### Data excerpts
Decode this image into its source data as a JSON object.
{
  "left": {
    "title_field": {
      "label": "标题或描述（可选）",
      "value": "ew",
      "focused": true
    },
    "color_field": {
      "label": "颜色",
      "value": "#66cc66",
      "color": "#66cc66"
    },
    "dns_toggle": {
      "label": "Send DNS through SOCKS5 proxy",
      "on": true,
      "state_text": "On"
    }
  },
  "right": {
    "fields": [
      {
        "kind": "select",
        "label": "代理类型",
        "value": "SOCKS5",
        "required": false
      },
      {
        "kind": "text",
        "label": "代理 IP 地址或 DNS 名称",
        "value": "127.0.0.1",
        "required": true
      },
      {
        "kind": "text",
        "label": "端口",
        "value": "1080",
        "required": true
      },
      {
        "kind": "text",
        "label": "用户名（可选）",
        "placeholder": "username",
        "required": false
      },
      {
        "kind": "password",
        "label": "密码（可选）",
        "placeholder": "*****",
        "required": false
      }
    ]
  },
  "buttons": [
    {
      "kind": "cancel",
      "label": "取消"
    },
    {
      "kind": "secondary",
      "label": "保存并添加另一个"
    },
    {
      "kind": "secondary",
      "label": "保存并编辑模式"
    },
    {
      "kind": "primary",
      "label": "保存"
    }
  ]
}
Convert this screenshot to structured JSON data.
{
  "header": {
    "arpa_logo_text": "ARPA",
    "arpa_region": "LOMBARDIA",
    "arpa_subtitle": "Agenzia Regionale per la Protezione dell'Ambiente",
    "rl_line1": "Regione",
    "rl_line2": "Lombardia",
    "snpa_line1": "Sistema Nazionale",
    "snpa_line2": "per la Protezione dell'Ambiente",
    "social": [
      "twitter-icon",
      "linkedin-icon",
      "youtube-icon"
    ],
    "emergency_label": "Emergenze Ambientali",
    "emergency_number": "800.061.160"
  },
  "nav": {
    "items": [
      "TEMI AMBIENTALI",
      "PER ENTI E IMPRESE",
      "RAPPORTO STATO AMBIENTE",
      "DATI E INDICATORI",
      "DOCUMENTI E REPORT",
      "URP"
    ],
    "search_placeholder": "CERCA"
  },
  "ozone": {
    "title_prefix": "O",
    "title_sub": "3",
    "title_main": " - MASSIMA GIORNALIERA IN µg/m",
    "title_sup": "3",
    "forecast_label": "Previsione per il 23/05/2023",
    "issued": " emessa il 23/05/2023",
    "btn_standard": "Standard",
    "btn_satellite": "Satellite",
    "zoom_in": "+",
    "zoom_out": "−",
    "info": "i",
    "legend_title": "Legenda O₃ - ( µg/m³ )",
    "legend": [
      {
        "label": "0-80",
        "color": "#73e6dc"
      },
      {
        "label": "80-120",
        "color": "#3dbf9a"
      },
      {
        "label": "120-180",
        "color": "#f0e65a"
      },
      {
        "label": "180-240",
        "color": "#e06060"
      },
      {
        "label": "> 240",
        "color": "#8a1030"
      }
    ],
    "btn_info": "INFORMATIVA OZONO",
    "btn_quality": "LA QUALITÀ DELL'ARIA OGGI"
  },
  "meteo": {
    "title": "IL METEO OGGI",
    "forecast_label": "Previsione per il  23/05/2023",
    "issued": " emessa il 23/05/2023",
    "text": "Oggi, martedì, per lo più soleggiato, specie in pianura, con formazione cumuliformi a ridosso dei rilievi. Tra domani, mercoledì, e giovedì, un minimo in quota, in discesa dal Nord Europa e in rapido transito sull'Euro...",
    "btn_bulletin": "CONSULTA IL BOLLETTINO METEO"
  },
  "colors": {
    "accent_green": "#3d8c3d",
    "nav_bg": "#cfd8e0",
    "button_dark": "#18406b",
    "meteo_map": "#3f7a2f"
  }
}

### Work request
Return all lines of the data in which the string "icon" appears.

### Answer to this exercise
      "twitter-icon",
      "linkedin-icon",
      "youtube-icon"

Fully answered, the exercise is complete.